Start of RECORDS FOR THIS EXERCISE

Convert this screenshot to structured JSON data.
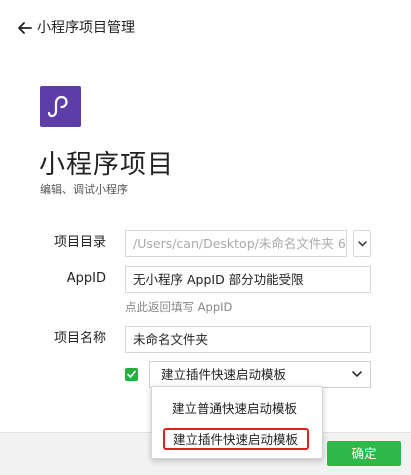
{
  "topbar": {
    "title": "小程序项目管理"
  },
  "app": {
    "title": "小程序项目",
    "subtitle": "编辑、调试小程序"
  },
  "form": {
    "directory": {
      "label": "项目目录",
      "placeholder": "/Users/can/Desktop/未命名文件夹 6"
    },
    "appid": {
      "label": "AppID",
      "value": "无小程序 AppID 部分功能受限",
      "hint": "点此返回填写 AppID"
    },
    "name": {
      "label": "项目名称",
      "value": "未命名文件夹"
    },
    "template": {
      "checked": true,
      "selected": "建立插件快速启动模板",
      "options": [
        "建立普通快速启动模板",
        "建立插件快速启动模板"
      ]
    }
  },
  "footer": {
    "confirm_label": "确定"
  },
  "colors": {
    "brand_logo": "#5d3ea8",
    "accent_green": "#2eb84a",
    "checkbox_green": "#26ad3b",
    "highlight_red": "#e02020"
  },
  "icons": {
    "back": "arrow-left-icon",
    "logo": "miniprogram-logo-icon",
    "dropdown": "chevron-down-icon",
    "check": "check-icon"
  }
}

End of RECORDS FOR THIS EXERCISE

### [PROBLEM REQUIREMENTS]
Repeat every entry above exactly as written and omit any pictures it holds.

### [SOLUTION TO THE EXERCISE]
Convert this screenshot to structured JSON data.
{
  "topbar": {
    "title": "小程序项目管理"
  },
  "app": {
    "title": "小程序项目",
    "subtitle": "编辑、调试小程序"
  },
  "form": {
    "directory": {
      "label": "项目目录",
      "placeholder": "/Users/can/Desktop/未命名文件夹 6"
    },
    "appid": {
      "label": "AppID",
      "value": "无小程序 AppID 部分功能受限",
      "hint": "点此返回填写 AppID"
    },
    "name": {
      "label": "项目名称",
      "value": "未命名文件夹"
    },
    "template": {
      "checked": true,
      "selected": "建立插件快速启动模板",
      "options": [
        "建立普通快速启动模板",
        "建立插件快速启动模板"
      ]
    }
  },
  "footer": {
    "confirm_label": "确定"
  },
  "colors": {
    "brand_logo": "#5d3ea8",
    "accent_green": "#2eb84a",
    "checkbox_green": "#26ad3b",
    "highlight_red": "#e02020"
  },
  "icons": {
    "back": "arrow-left-icon",
    "logo": "miniprogram-logo-icon",
    "dropdown": "chevron-down-icon",
    "check": "check-icon"
  }
}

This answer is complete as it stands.